BEGIN

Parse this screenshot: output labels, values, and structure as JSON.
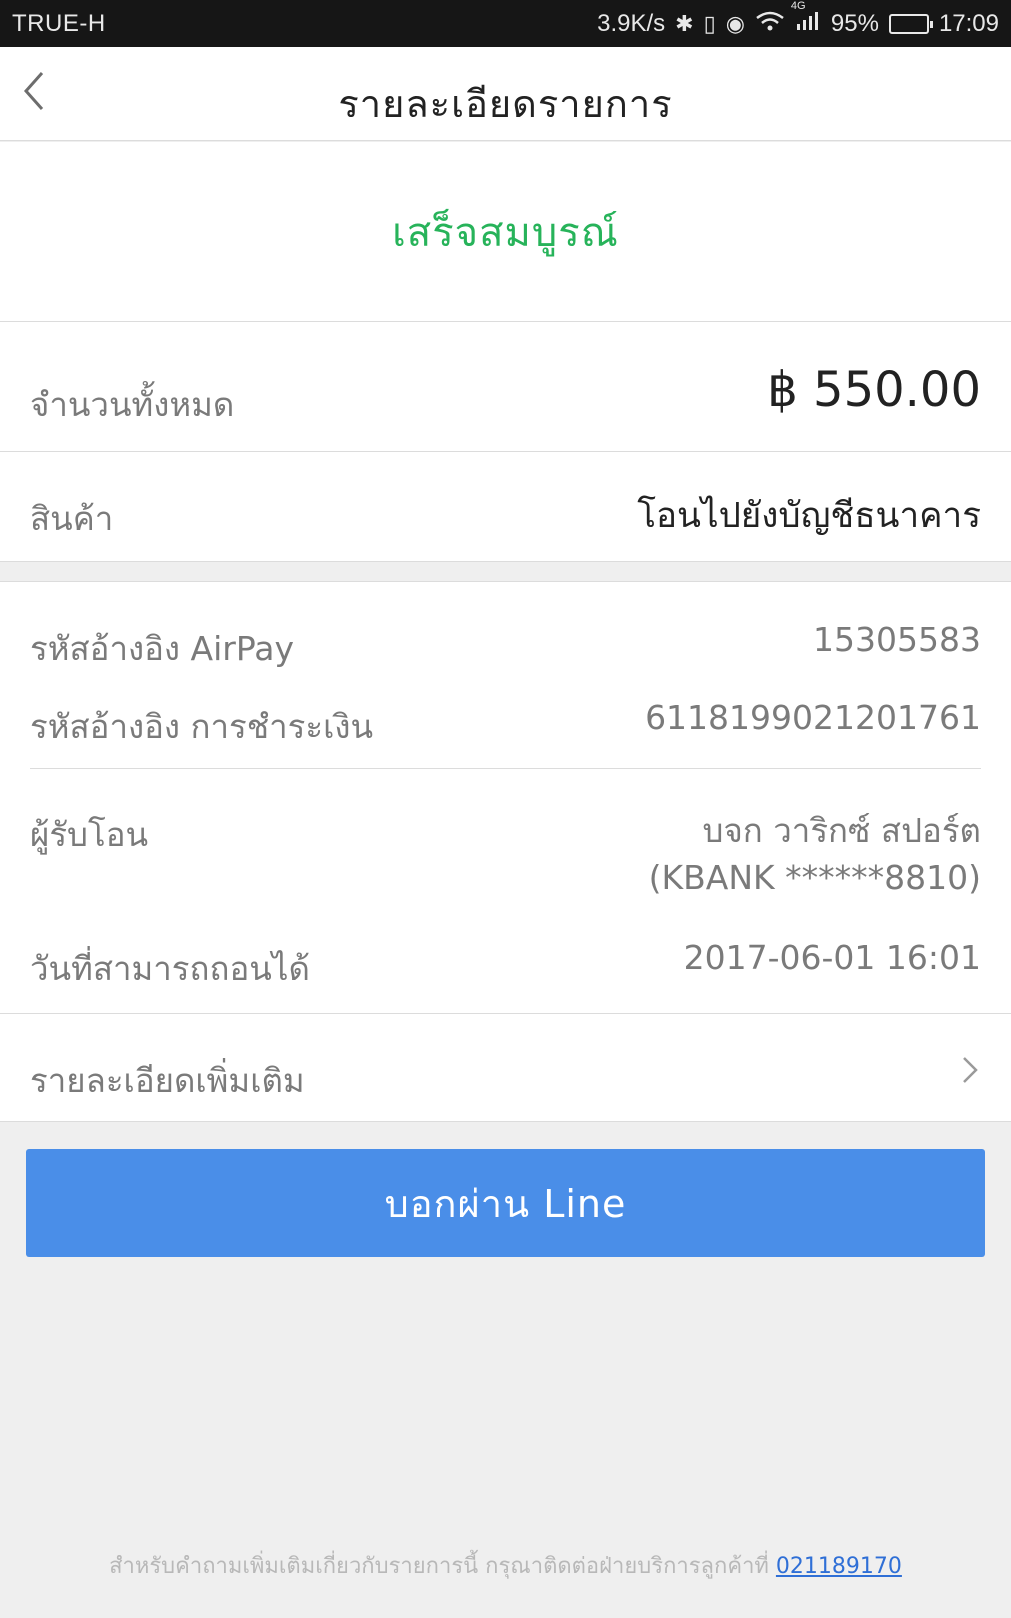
{
  "status_bar": {
    "carrier": "TRUE-H",
    "speed": "3.9K/s",
    "network": "4G",
    "battery": "95%",
    "battery_level": 0.95,
    "time": "17:09"
  },
  "header": {
    "title": "รายละเอียดรายการ"
  },
  "status": {
    "text": "เสร็จสมบูรณ์",
    "color": "#27b35a"
  },
  "summary": {
    "total_label": "จำนวนทั้งหมด",
    "total_value": "฿ 550.00",
    "product_label": "สินค้า",
    "product_value": "โอนไปยังบัญชีธนาคาร"
  },
  "details": {
    "airpay_ref_label": "รหัสอ้างอิง AirPay",
    "airpay_ref_value": "15305583",
    "payment_ref_label": "รหัสอ้างอิง การชำระเงิน",
    "payment_ref_value": "6118199021201761",
    "recipient_label": "ผู้รับโอน",
    "recipient_name": "บจก  วาริกซ์ สปอร์ต",
    "recipient_account": "(KBANK ******8810)",
    "withdraw_date_label": "วันที่สามารถถอนได้",
    "withdraw_date_value": "2017-06-01 16:01"
  },
  "more": {
    "label": "รายละเอียดเพิ่มเติม"
  },
  "share_button": {
    "label": "บอกผ่าน Line",
    "color": "#4a8ee8"
  },
  "footer": {
    "text": "สำหรับคำถามเพิ่มเติมเกี่ยวกับรายการนี้ กรุณาติดต่อฝ่ายบริการลูกค้าที่ ",
    "phone": "021189170"
  }
}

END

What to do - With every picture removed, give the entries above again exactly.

Result for this task -
Parse this screenshot: output labels, values, and structure as JSON.
{
  "status_bar": {
    "carrier": "TRUE-H",
    "speed": "3.9K/s",
    "network": "4G",
    "battery": "95%",
    "battery_level": 0.95,
    "time": "17:09"
  },
  "header": {
    "title": "รายละเอียดรายการ"
  },
  "status": {
    "text": "เสร็จสมบูรณ์",
    "color": "#27b35a"
  },
  "summary": {
    "total_label": "จำนวนทั้งหมด",
    "total_value": "฿ 550.00",
    "product_label": "สินค้า",
    "product_value": "โอนไปยังบัญชีธนาคาร"
  },
  "details": {
    "airpay_ref_label": "รหัสอ้างอิง AirPay",
    "airpay_ref_value": "15305583",
    "payment_ref_label": "รหัสอ้างอิง การชำระเงิน",
    "payment_ref_value": "6118199021201761",
    "recipient_label": "ผู้รับโอน",
    "recipient_name": "บจก  วาริกซ์ สปอร์ต",
    "recipient_account": "(KBANK ******8810)",
    "withdraw_date_label": "วันที่สามารถถอนได้",
    "withdraw_date_value": "2017-06-01 16:01"
  },
  "more": {
    "label": "รายละเอียดเพิ่มเติม"
  },
  "share_button": {
    "label": "บอกผ่าน Line",
    "color": "#4a8ee8"
  },
  "footer": {
    "text": "สำหรับคำถามเพิ่มเติมเกี่ยวกับรายการนี้ กรุณาติดต่อฝ่ายบริการลูกค้าที่ ",
    "phone": "021189170"
  }
}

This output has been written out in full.